▶ Data to process
=== Section Start ===

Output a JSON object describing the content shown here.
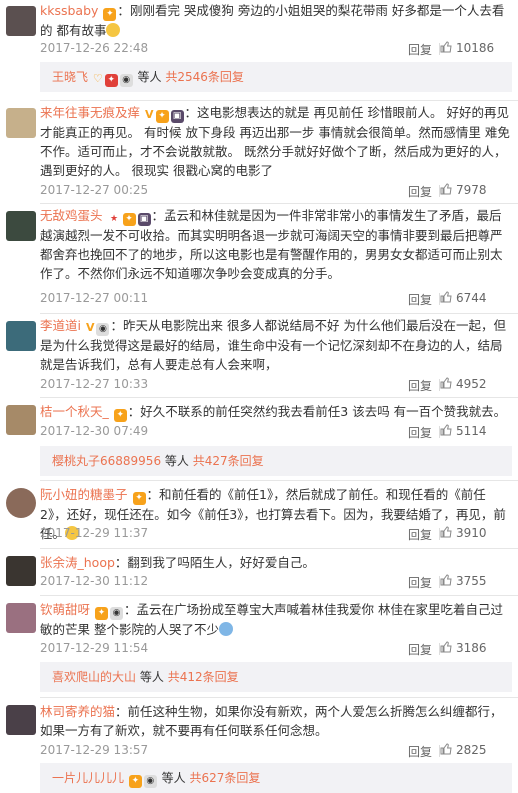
{
  "comments": [
    {
      "user": "kkssbaby",
      "colon": "：",
      "text": "刚刚看完  哭成傻狗  旁边的小姐姐哭的梨花带雨  好多都是一个人去看的  都有故事",
      "time": "2017-12-26 22:48",
      "reply": "回复",
      "likes": "10186",
      "avatar_color": "#5b5050",
      "replies": {
        "name": "王晓飞",
        "mid": "等人",
        "count": "共2546条回复"
      }
    },
    {
      "user": "来年往事无痕及痒",
      "colon": "：",
      "text": "这电影想表达的就是 再见前任 珍惜眼前人。  好好的再见才能真正的再见。  有时候 放下身段 再迈出那一步 事情就会很简单。然而感情里 难免不作。适可而止，才不会说散就散。  既然分手就好好做个了断，然后成为更好的人，遇到更好的人。  很现实 很戳心窝的电影了",
      "time": "2017-12-27 00:25",
      "reply": "回复",
      "likes": "7978",
      "avatar_color": "#c6b08b"
    },
    {
      "user": "无敌鸡蛋头",
      "colon": "：",
      "text": "孟云和林佳就是因为一件非常非常小的事情发生了矛盾，最后越演越烈一发不可收拾。而其实明明各退一步就可海阔天空的事情非要到最后把尊严都舍弃也挽回不了的地步，所以这电影也是有警醒作用的，男男女女都适可而止别太作了。不然你们永远不知道哪次争吵会变成真的分手。",
      "time": "2017-12-27 00:11",
      "reply": "回复",
      "likes": "6744",
      "avatar_color": "#3c4a3f"
    },
    {
      "user": "李道道i",
      "colon": "：",
      "text": "昨天从电影院出来 很多人都说结局不好 为什么他们最后没在一起，但是为什么我觉得这是最好的结局，谁生命中没有一个记忆深刻却不在身边的人，结局就是告诉我们，总有人要走总有人会来啊，",
      "time": "2017-12-27 10:33",
      "reply": "回复",
      "likes": "4952",
      "avatar_color": "#3c6b7a"
    },
    {
      "user": "桔一个秋天_",
      "colon": "：",
      "text": "好久不联系的前任突然约我去看前任3 该去吗 有一百个赞我就去。",
      "time": "2017-12-30 07:49",
      "reply": "回复",
      "likes": "5114",
      "avatar_color": "#a68a68",
      "replies": {
        "name": "樱桃丸子66889956",
        "mid": "等人",
        "count": "共427条回复"
      }
    },
    {
      "user": "阮小妞的糖墨子",
      "colon": "：",
      "text": "和前任看的《前任1》，然后就成了前任。和现任看的《前任2》，还好，现任还在。如今《前任3》，也打算去看下。因为，我要结婚了，再见，前任。",
      "time": "2017-12-29 11:37",
      "reply": "回复",
      "likes": "3910",
      "avatar_color": "#8a6a5a"
    },
    {
      "user": "张余涛_hoop",
      "colon": "：",
      "text": "翻到我了吗陌生人，好好爱自己。",
      "time": "2017-12-30 11:12",
      "reply": "回复",
      "likes": "3755",
      "avatar_color": "#3a3530"
    },
    {
      "user": "钦萌甜呀",
      "colon": "：",
      "text": "孟云在广场扮成至尊宝大声喊着林佳我爱你 林佳在家里吃着自己过敏的芒果 整个影院的人哭了不少",
      "time": "2017-12-29 11:54",
      "reply": "回复",
      "likes": "3186",
      "avatar_color": "#9a7080",
      "replies": {
        "name": "喜欢爬山的大山",
        "mid": "等人",
        "count": "共412条回复"
      }
    },
    {
      "user": "林司寄养的猫",
      "colon": "：",
      "text": "前任这种生物，如果你没有新欢，两个人爱怎么折腾怎么纠缠都行，如果一方有了新欢，就不要再有任何联系任何念想。",
      "time": "2017-12-29 13:57",
      "reply": "回复",
      "likes": "2825",
      "avatar_color": "#4a4048",
      "replies": {
        "name": "一片儿儿儿儿",
        "mid": "等人",
        "count": "共627条回复"
      }
    }
  ]
}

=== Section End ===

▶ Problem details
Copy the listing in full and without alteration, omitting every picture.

▶ Task output
Output a JSON object describing the content shown here.
{
  "comments": [
    {
      "user": "kkssbaby",
      "colon": "：",
      "text": "刚刚看完  哭成傻狗  旁边的小姐姐哭的梨花带雨  好多都是一个人去看的  都有故事",
      "time": "2017-12-26 22:48",
      "reply": "回复",
      "likes": "10186",
      "avatar_color": "#5b5050",
      "replies": {
        "name": "王晓飞",
        "mid": "等人",
        "count": "共2546条回复"
      }
    },
    {
      "user": "来年往事无痕及痒",
      "colon": "：",
      "text": "这电影想表达的就是 再见前任 珍惜眼前人。  好好的再见才能真正的再见。  有时候 放下身段 再迈出那一步 事情就会很简单。然而感情里 难免不作。适可而止，才不会说散就散。  既然分手就好好做个了断，然后成为更好的人，遇到更好的人。  很现实 很戳心窝的电影了",
      "time": "2017-12-27 00:25",
      "reply": "回复",
      "likes": "7978",
      "avatar_color": "#c6b08b"
    },
    {
      "user": "无敌鸡蛋头",
      "colon": "：",
      "text": "孟云和林佳就是因为一件非常非常小的事情发生了矛盾，最后越演越烈一发不可收拾。而其实明明各退一步就可海阔天空的事情非要到最后把尊严都舍弃也挽回不了的地步，所以这电影也是有警醒作用的，男男女女都适可而止别太作了。不然你们永远不知道哪次争吵会变成真的分手。",
      "time": "2017-12-27 00:11",
      "reply": "回复",
      "likes": "6744",
      "avatar_color": "#3c4a3f"
    },
    {
      "user": "李道道i",
      "colon": "：",
      "text": "昨天从电影院出来 很多人都说结局不好 为什么他们最后没在一起，但是为什么我觉得这是最好的结局，谁生命中没有一个记忆深刻却不在身边的人，结局就是告诉我们，总有人要走总有人会来啊，",
      "time": "2017-12-27 10:33",
      "reply": "回复",
      "likes": "4952",
      "avatar_color": "#3c6b7a"
    },
    {
      "user": "桔一个秋天_",
      "colon": "：",
      "text": "好久不联系的前任突然约我去看前任3 该去吗 有一百个赞我就去。",
      "time": "2017-12-30 07:49",
      "reply": "回复",
      "likes": "5114",
      "avatar_color": "#a68a68",
      "replies": {
        "name": "樱桃丸子66889956",
        "mid": "等人",
        "count": "共427条回复"
      }
    },
    {
      "user": "阮小妞的糖墨子",
      "colon": "：",
      "text": "和前任看的《前任1》，然后就成了前任。和现任看的《前任2》，还好，现任还在。如今《前任3》，也打算去看下。因为，我要结婚了，再见，前任。",
      "time": "2017-12-29 11:37",
      "reply": "回复",
      "likes": "3910",
      "avatar_color": "#8a6a5a"
    },
    {
      "user": "张余涛_hoop",
      "colon": "：",
      "text": "翻到我了吗陌生人，好好爱自己。",
      "time": "2017-12-30 11:12",
      "reply": "回复",
      "likes": "3755",
      "avatar_color": "#3a3530"
    },
    {
      "user": "钦萌甜呀",
      "colon": "：",
      "text": "孟云在广场扮成至尊宝大声喊着林佳我爱你 林佳在家里吃着自己过敏的芒果 整个影院的人哭了不少",
      "time": "2017-12-29 11:54",
      "reply": "回复",
      "likes": "3186",
      "avatar_color": "#9a7080",
      "replies": {
        "name": "喜欢爬山的大山",
        "mid": "等人",
        "count": "共412条回复"
      }
    },
    {
      "user": "林司寄养的猫",
      "colon": "：",
      "text": "前任这种生物，如果你没有新欢，两个人爱怎么折腾怎么纠缠都行，如果一方有了新欢，就不要再有任何联系任何念想。",
      "time": "2017-12-29 13:57",
      "reply": "回复",
      "likes": "2825",
      "avatar_color": "#4a4048",
      "replies": {
        "name": "一片儿儿儿儿",
        "mid": "等人",
        "count": "共627条回复"
      }
    }
  ]
}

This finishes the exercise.